Top of Recorded data

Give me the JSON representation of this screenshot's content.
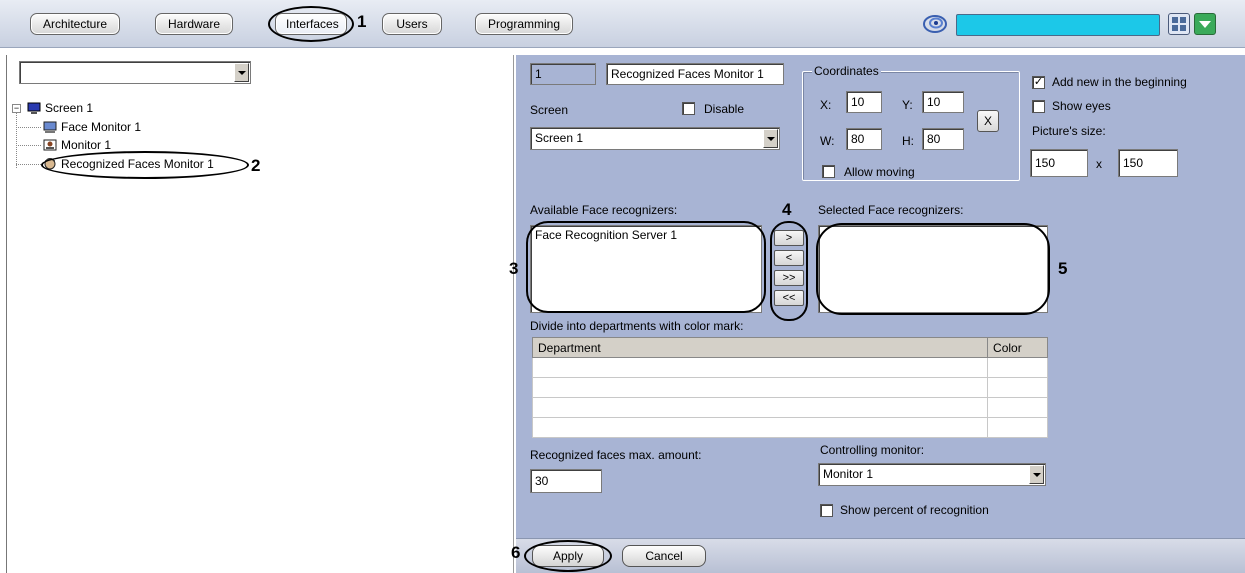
{
  "tabs": [
    {
      "label": "Architecture",
      "active": false
    },
    {
      "label": "Hardware",
      "active": false
    },
    {
      "label": "Interfaces",
      "active": true
    },
    {
      "label": "Users",
      "active": false
    },
    {
      "label": "Programming",
      "active": false
    }
  ],
  "top_icons": {
    "spiral": "spiral-logo-icon",
    "layout": "layout-grid-icon",
    "menu": "dropdown-arrow-icon"
  },
  "callouts": [
    "1",
    "2",
    "3",
    "4",
    "5",
    "6"
  ],
  "tree": {
    "filter_value": "",
    "root": {
      "label": "Screen 1",
      "icon": "screen-icon"
    },
    "children": [
      {
        "label": "Face Monitor 1",
        "icon": "monitor-icon"
      },
      {
        "label": "Monitor 1",
        "icon": "camera-monitor-icon"
      },
      {
        "label": "Recognized Faces Monitor 1",
        "icon": "face-icon",
        "selected": true
      }
    ]
  },
  "settings": {
    "id_value": "1",
    "name_value": "Recognized Faces Monitor 1",
    "screen_label": "Screen",
    "disable_label": "Disable",
    "disable_checked": false,
    "screen_value": "Screen 1",
    "coordinates": {
      "title": "Coordinates",
      "x_label": "X:",
      "x_value": "10",
      "y_label": "Y:",
      "y_value": "10",
      "w_label": "W:",
      "w_value": "80",
      "h_label": "H:",
      "h_value": "80",
      "reset_label": "X",
      "allow_moving_label": "Allow moving",
      "allow_moving_checked": false
    },
    "add_new_label": "Add new in the beginning",
    "add_new_checked": true,
    "show_eyes_label": "Show eyes",
    "show_eyes_checked": false,
    "picture_size_label": "Picture's size:",
    "picture_w": "150",
    "picture_x": "x",
    "picture_h": "150",
    "available_label": "Available Face recognizers:",
    "available_items": [
      "Face Recognition Server 1"
    ],
    "selected_label": "Selected Face recognizers:",
    "selected_items": [],
    "move_buttons": [
      ">",
      "<",
      ">>",
      "<<"
    ],
    "divide_label": "Divide into departments with color mark:",
    "dept_columns": [
      "Department",
      "Color"
    ],
    "max_amount_label": "Recognized faces max. amount:",
    "max_amount_value": "30",
    "controlling_label": "Controlling monitor:",
    "controlling_value": "Monitor 1",
    "show_percent_label": "Show percent of recognition",
    "show_percent_checked": false
  },
  "footer": {
    "apply_label": "Apply",
    "cancel_label": "Cancel"
  }
}
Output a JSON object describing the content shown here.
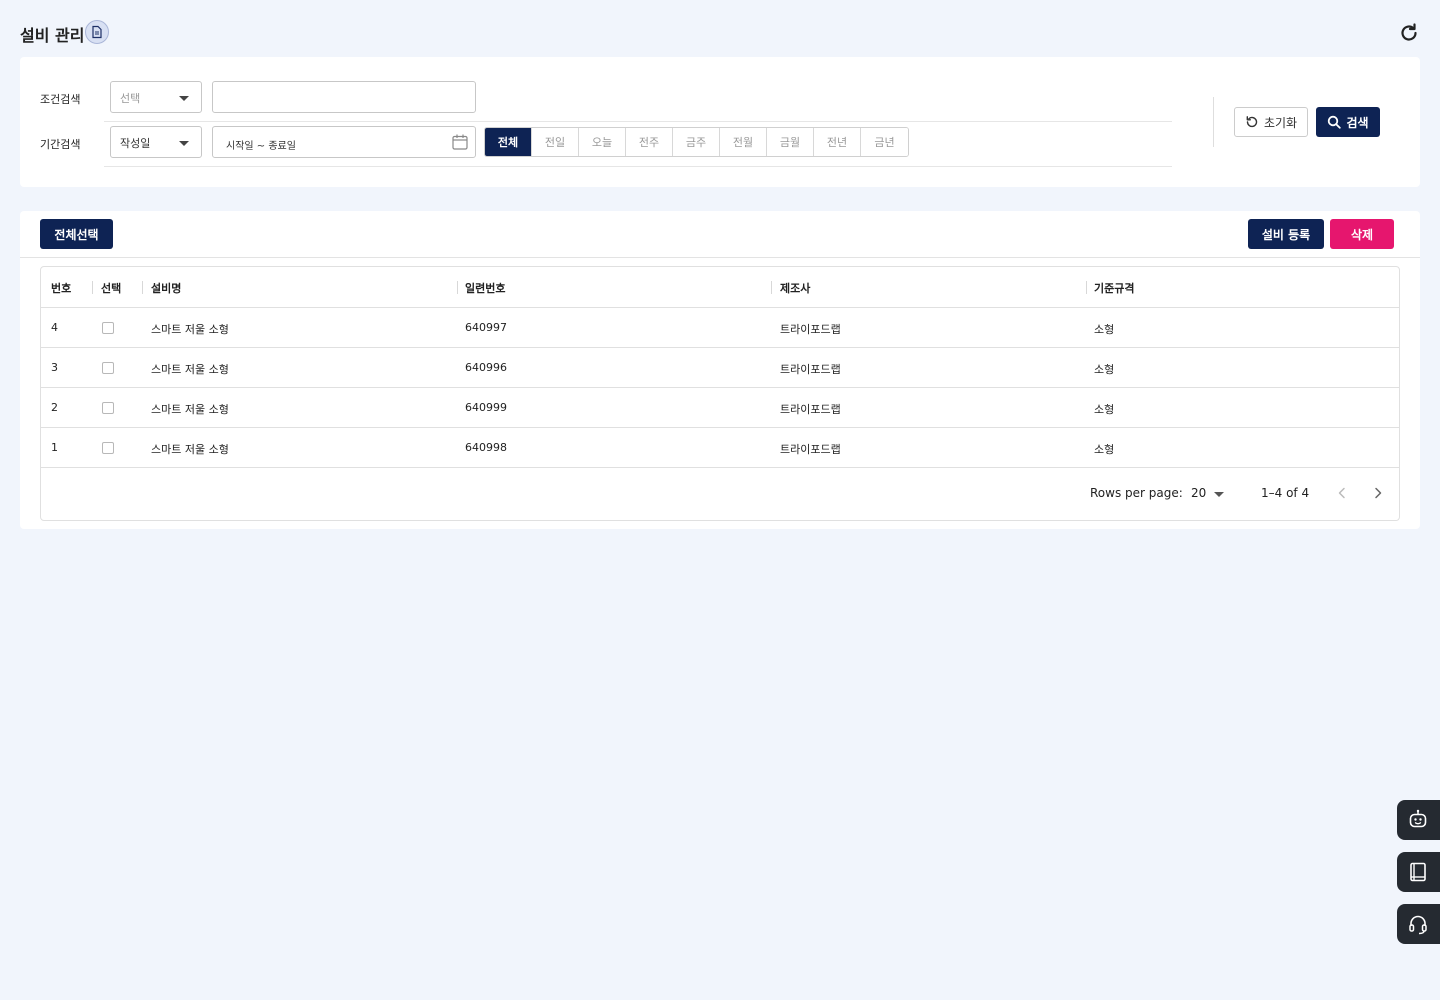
{
  "header": {
    "title": "설비 관리",
    "title_icon": "document-icon",
    "refresh_icon": "refresh-icon"
  },
  "search": {
    "condition_label": "조건검색",
    "condition_select": "선택",
    "condition_input_value": "",
    "period_label": "기간검색",
    "period_select": "작성일",
    "date_range_placeholder": "시작일 ~ 종료일",
    "period_buttons": [
      "전체",
      "전일",
      "오늘",
      "전주",
      "금주",
      "전월",
      "금월",
      "전년",
      "금년"
    ],
    "period_active_index": 0,
    "reset_label": "초기화",
    "search_label": "검색"
  },
  "toolbar": {
    "select_all_label": "전체선택",
    "register_label": "설비 등록",
    "delete_label": "삭제"
  },
  "table": {
    "columns": [
      "번호",
      "선택",
      "설비명",
      "일련번호",
      "제조사",
      "기준규격"
    ],
    "rows": [
      {
        "no": "4",
        "checked": false,
        "name": "스마트 저울 소형",
        "serial": "640997",
        "maker": "트라이포드랩",
        "spec": "소형"
      },
      {
        "no": "3",
        "checked": false,
        "name": "스마트 저울 소형",
        "serial": "640996",
        "maker": "트라이포드랩",
        "spec": "소형"
      },
      {
        "no": "2",
        "checked": false,
        "name": "스마트 저울 소형",
        "serial": "640999",
        "maker": "트라이포드랩",
        "spec": "소형"
      },
      {
        "no": "1",
        "checked": false,
        "name": "스마트 저울 소형",
        "serial": "640998",
        "maker": "트라이포드랩",
        "spec": "소형"
      }
    ]
  },
  "pagination": {
    "rows_per_page_label": "Rows per page:",
    "rows_per_page_value": "20",
    "range_text": "1–4 of 4"
  },
  "floating_buttons": [
    "chatbot-icon",
    "manual-book-icon",
    "headset-support-icon"
  ],
  "colors": {
    "primary_navy": "#0e2354",
    "delete_pink": "#e6166e",
    "page_bg": "#f1f5fc",
    "fab_bg": "#252a31"
  }
}
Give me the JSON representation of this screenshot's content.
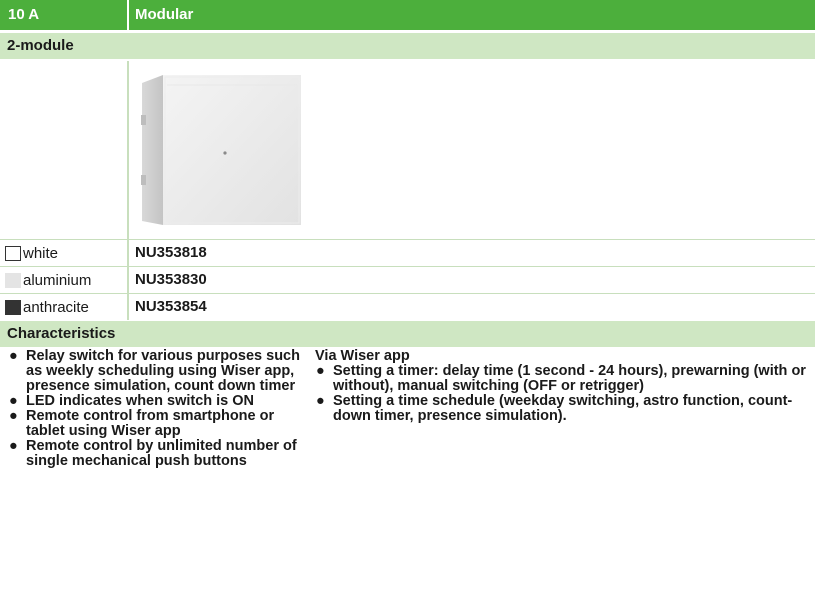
{
  "header": {
    "col1": "10 A",
    "col2": "Modular"
  },
  "subheader": {
    "label": "2-module"
  },
  "variants": [
    {
      "color_name": "white",
      "swatch": "#ffffff",
      "swatch_border": "#333333",
      "ref": "NU353818"
    },
    {
      "color_name": "aluminium",
      "swatch": "#e4e4e4",
      "swatch_border": "#e4e4e4",
      "ref": "NU353830"
    },
    {
      "color_name": "anthracite",
      "swatch": "#333333",
      "swatch_border": "#333333",
      "ref": "NU353854"
    }
  ],
  "characteristics": {
    "title": "Characteristics",
    "left_items": [
      "Relay switch for various purposes such as weekly scheduling using Wiser app, presence simulation, count down timer",
      "LED indicates when switch is ON",
      "Remote control from smartphone or tablet using Wiser app",
      "Remote control by unlimited number of single mechanical push buttons"
    ],
    "right_intro": "Via Wiser app",
    "right_items": [
      "Setting a timer: delay time (1 second - 24 hours), prewarning (with or without), manual switching (OFF or retrigger)",
      "Setting a time schedule (weekday switching, astro function, count-down timer, presence simulation)."
    ]
  },
  "colors": {
    "header_green": "#4caf3c",
    "band_green": "#cfe7c3"
  }
}
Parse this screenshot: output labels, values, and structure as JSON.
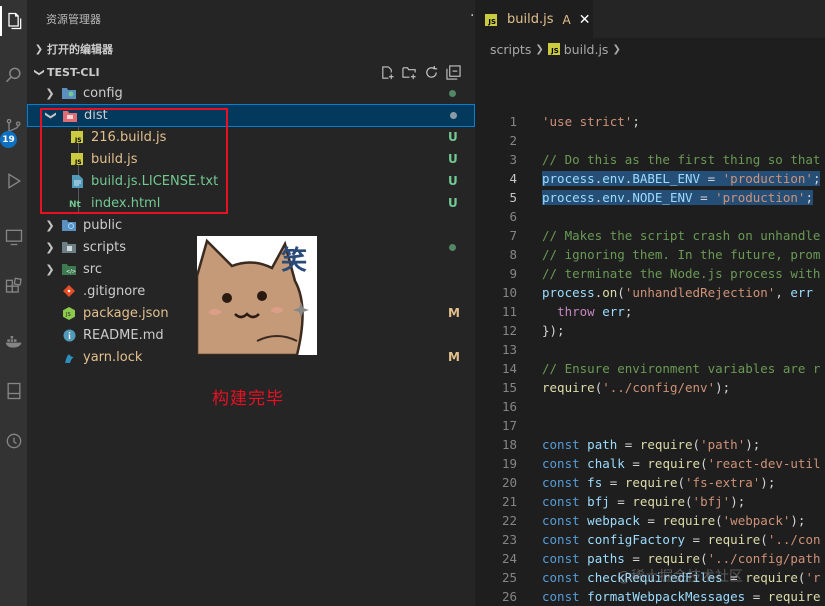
{
  "activity_bar": {
    "items": [
      "explorer-icon",
      "search-icon",
      "source-control-icon",
      "run-debug-icon",
      "remote-explorer-icon",
      "extensions-icon",
      "docker-icon",
      "bookmarks-icon",
      "timeline-icon"
    ],
    "scm_badge": "19"
  },
  "explorer": {
    "title": "资源管理器",
    "more": "···",
    "open_editors": "打开的编辑器",
    "project": "TEST-CLI",
    "tree": [
      {
        "label": "config",
        "type": "folder",
        "open": false,
        "color": "#73c991",
        "decor": "dot"
      },
      {
        "label": "dist",
        "type": "folder",
        "open": true,
        "color": "#cccccc",
        "decor": "dot",
        "selected": true
      },
      {
        "label": "216.build.js",
        "type": "js",
        "color": "#e2c08d",
        "status": "U"
      },
      {
        "label": "build.js",
        "type": "js",
        "color": "#e2c08d",
        "status": "U"
      },
      {
        "label": "build.js.LICENSE.txt",
        "type": "txt",
        "color": "#73c991",
        "status": "U"
      },
      {
        "label": "index.html",
        "type": "html",
        "color": "#73c991",
        "status": "U"
      },
      {
        "label": "public",
        "type": "folder",
        "open": false,
        "color": "#cccccc"
      },
      {
        "label": "scripts",
        "type": "folder",
        "open": false,
        "color": "#73c991",
        "decor": "dot"
      },
      {
        "label": "src",
        "type": "folder",
        "open": false,
        "color": "#cccccc"
      },
      {
        "label": ".gitignore",
        "type": "git",
        "color": "#cccccc"
      },
      {
        "label": "package.json",
        "type": "json",
        "color": "#e2c08d",
        "status": "M"
      },
      {
        "label": "README.md",
        "type": "md",
        "color": "#cccccc"
      },
      {
        "label": "yarn.lock",
        "type": "yarn",
        "color": "#e2c08d",
        "status": "M"
      }
    ],
    "sticker_text": "笑",
    "annotation": "构建完毕"
  },
  "editor": {
    "tab": {
      "label": "build.js",
      "status": "A",
      "close": "✕",
      "icon": "JS"
    },
    "breadcrumb": [
      "scripts",
      "build.js"
    ],
    "watermark": "@稀土掘金技术社区",
    "lines": [
      {
        "n": "1",
        "t": [
          [
            "s",
            "'use strict'"
          ],
          [
            "p",
            ";"
          ]
        ]
      },
      {
        "n": "2",
        "t": []
      },
      {
        "n": "3",
        "t": [
          [
            "c",
            "// Do this as the first thing so that"
          ]
        ]
      },
      {
        "n": "4",
        "t": [
          [
            "v",
            "process"
          ],
          [
            "p",
            "."
          ],
          [
            "v",
            "env"
          ],
          [
            "p",
            "."
          ],
          [
            "v",
            "BABEL_ENV"
          ],
          [
            "p",
            " = "
          ],
          [
            "s",
            "'production'"
          ],
          [
            "p",
            ";"
          ]
        ],
        "hl": true
      },
      {
        "n": "5",
        "t": [
          [
            "v",
            "process"
          ],
          [
            "p",
            "."
          ],
          [
            "v",
            "env"
          ],
          [
            "p",
            "."
          ],
          [
            "v",
            "NODE_ENV"
          ],
          [
            "p",
            " = "
          ],
          [
            "s",
            "'production'"
          ],
          [
            "p",
            ";"
          ]
        ],
        "hl": true
      },
      {
        "n": "6",
        "t": []
      },
      {
        "n": "7",
        "t": [
          [
            "c",
            "// Makes the script crash on unhandle"
          ]
        ]
      },
      {
        "n": "8",
        "t": [
          [
            "c",
            "// ignoring them. In the future, prom"
          ]
        ]
      },
      {
        "n": "9",
        "t": [
          [
            "c",
            "// terminate the Node.js process with"
          ]
        ]
      },
      {
        "n": "10",
        "t": [
          [
            "v",
            "process"
          ],
          [
            "p",
            "."
          ],
          [
            "f",
            "on"
          ],
          [
            "p",
            "("
          ],
          [
            "s",
            "'unhandledRejection'"
          ],
          [
            "p",
            ", "
          ],
          [
            "v",
            "err"
          ],
          [
            "p",
            " "
          ]
        ]
      },
      {
        "n": "11",
        "t": [
          [
            "p",
            "  "
          ],
          [
            "kc",
            "throw"
          ],
          [
            "p",
            " "
          ],
          [
            "v",
            "err"
          ],
          [
            "p",
            ";"
          ]
        ]
      },
      {
        "n": "12",
        "t": [
          [
            "p",
            "});"
          ]
        ]
      },
      {
        "n": "13",
        "t": []
      },
      {
        "n": "14",
        "t": [
          [
            "c",
            "// Ensure environment variables are r"
          ]
        ]
      },
      {
        "n": "15",
        "t": [
          [
            "f",
            "require"
          ],
          [
            "p",
            "("
          ],
          [
            "s",
            "'../config/env'"
          ],
          [
            "p",
            ");"
          ]
        ]
      },
      {
        "n": "16",
        "t": []
      },
      {
        "n": "17",
        "t": []
      },
      {
        "n": "18",
        "t": [
          [
            "k",
            "const"
          ],
          [
            "p",
            " "
          ],
          [
            "v",
            "path"
          ],
          [
            "p",
            " = "
          ],
          [
            "f",
            "require"
          ],
          [
            "p",
            "("
          ],
          [
            "s",
            "'path'"
          ],
          [
            "p",
            ");"
          ]
        ]
      },
      {
        "n": "19",
        "t": [
          [
            "k",
            "const"
          ],
          [
            "p",
            " "
          ],
          [
            "v",
            "chalk"
          ],
          [
            "p",
            " = "
          ],
          [
            "f",
            "require"
          ],
          [
            "p",
            "("
          ],
          [
            "s",
            "'react-dev-util"
          ]
        ]
      },
      {
        "n": "20",
        "t": [
          [
            "k",
            "const"
          ],
          [
            "p",
            " "
          ],
          [
            "v",
            "fs"
          ],
          [
            "p",
            " = "
          ],
          [
            "f",
            "require"
          ],
          [
            "p",
            "("
          ],
          [
            "s",
            "'fs-extra'"
          ],
          [
            "p",
            ");"
          ]
        ]
      },
      {
        "n": "21",
        "t": [
          [
            "k",
            "const"
          ],
          [
            "p",
            " "
          ],
          [
            "v",
            "bfj"
          ],
          [
            "p",
            " = "
          ],
          [
            "f",
            "require"
          ],
          [
            "p",
            "("
          ],
          [
            "s",
            "'bfj'"
          ],
          [
            "p",
            ");"
          ]
        ]
      },
      {
        "n": "22",
        "t": [
          [
            "k",
            "const"
          ],
          [
            "p",
            " "
          ],
          [
            "v",
            "webpack"
          ],
          [
            "p",
            " = "
          ],
          [
            "f",
            "require"
          ],
          [
            "p",
            "("
          ],
          [
            "s",
            "'webpack'"
          ],
          [
            "p",
            ");"
          ]
        ]
      },
      {
        "n": "23",
        "t": [
          [
            "k",
            "const"
          ],
          [
            "p",
            " "
          ],
          [
            "v",
            "configFactory"
          ],
          [
            "p",
            " = "
          ],
          [
            "f",
            "require"
          ],
          [
            "p",
            "("
          ],
          [
            "s",
            "'../con"
          ]
        ]
      },
      {
        "n": "24",
        "t": [
          [
            "k",
            "const"
          ],
          [
            "p",
            " "
          ],
          [
            "v",
            "paths"
          ],
          [
            "p",
            " = "
          ],
          [
            "f",
            "require"
          ],
          [
            "p",
            "("
          ],
          [
            "s",
            "'../config/path"
          ]
        ]
      },
      {
        "n": "25",
        "t": [
          [
            "k",
            "const"
          ],
          [
            "p",
            " "
          ],
          [
            "v",
            "checkRequiredFiles"
          ],
          [
            "p",
            " = "
          ],
          [
            "f",
            "require"
          ],
          [
            "p",
            "("
          ],
          [
            "s",
            "'r"
          ]
        ]
      },
      {
        "n": "26",
        "t": [
          [
            "k",
            "const"
          ],
          [
            "p",
            " "
          ],
          [
            "v",
            "formatWebpackMessages"
          ],
          [
            "p",
            " = "
          ],
          [
            "f",
            "require"
          ]
        ]
      }
    ]
  }
}
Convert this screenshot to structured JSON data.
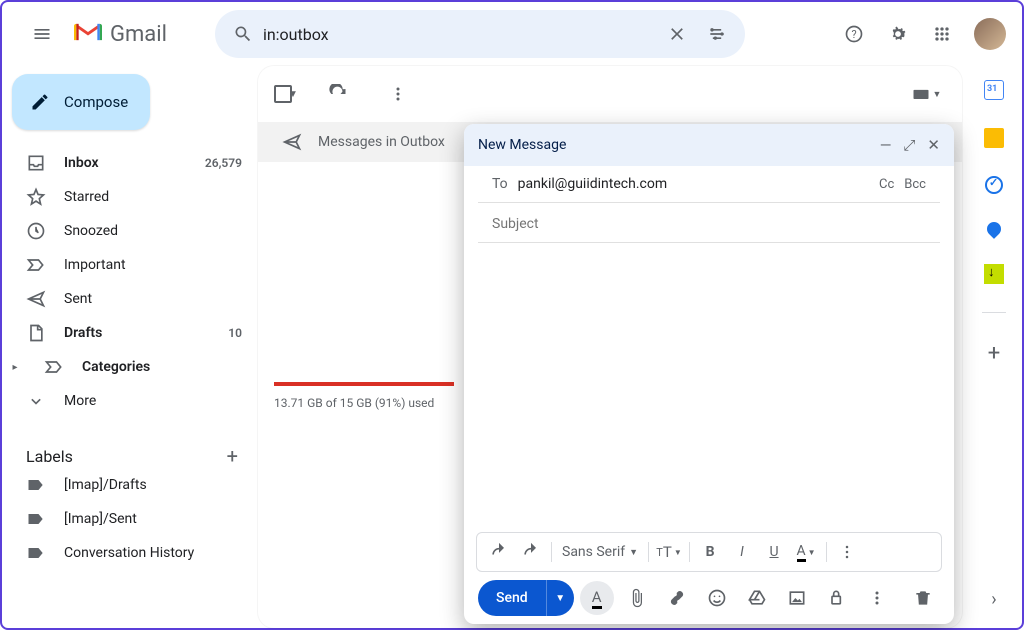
{
  "header": {
    "logo_text": "Gmail",
    "search_value": "in:outbox"
  },
  "compose_label": "Compose",
  "nav": [
    {
      "icon": "inbox",
      "label": "Inbox",
      "count": "26,579",
      "bold": true
    },
    {
      "icon": "star",
      "label": "Starred"
    },
    {
      "icon": "clock",
      "label": "Snoozed"
    },
    {
      "icon": "important",
      "label": "Important"
    },
    {
      "icon": "send",
      "label": "Sent"
    },
    {
      "icon": "draft",
      "label": "Drafts",
      "count": "10",
      "bold": true
    },
    {
      "icon": "category",
      "label": "Categories",
      "bold": true,
      "expandable": true
    },
    {
      "icon": "more",
      "label": "More"
    }
  ],
  "labels_header": "Labels",
  "labels": [
    {
      "label": "[Imap]/Drafts"
    },
    {
      "label": "[Imap]/Sent"
    },
    {
      "label": "Conversation History"
    }
  ],
  "outbox_banner": "Messages in Outbox",
  "storage": "13.71 GB of 15 GB (91%) used",
  "composer": {
    "title": "New Message",
    "to_label": "To",
    "to_value": "pankil@guiidintech.com",
    "cc": "Cc",
    "bcc": "Bcc",
    "subject_placeholder": "Subject",
    "font_name": "Sans Serif",
    "send_label": "Send"
  }
}
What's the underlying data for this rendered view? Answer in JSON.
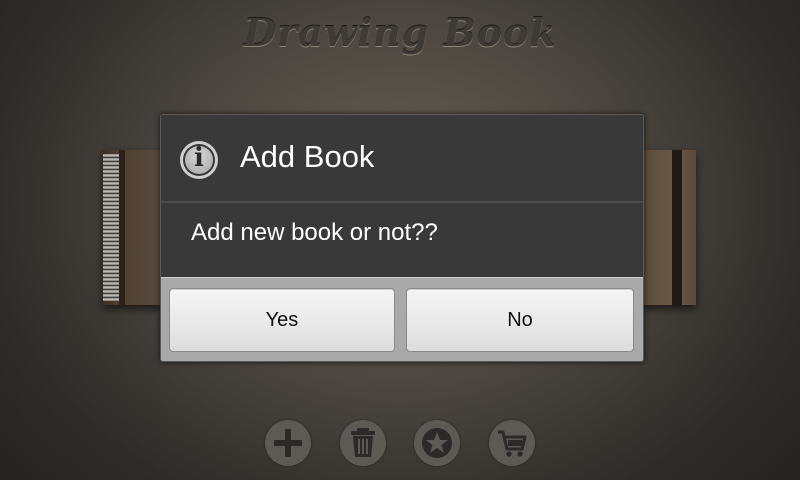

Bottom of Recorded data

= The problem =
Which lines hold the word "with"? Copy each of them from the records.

= Result below =
    "divide_label": "Divide into departments with color mark:",
      "Setting a timer: delay time (1 second - 24 hours), prewarning (with or without), manual switching (OFF or retrigger)",
            "// terminate the Node.js process with"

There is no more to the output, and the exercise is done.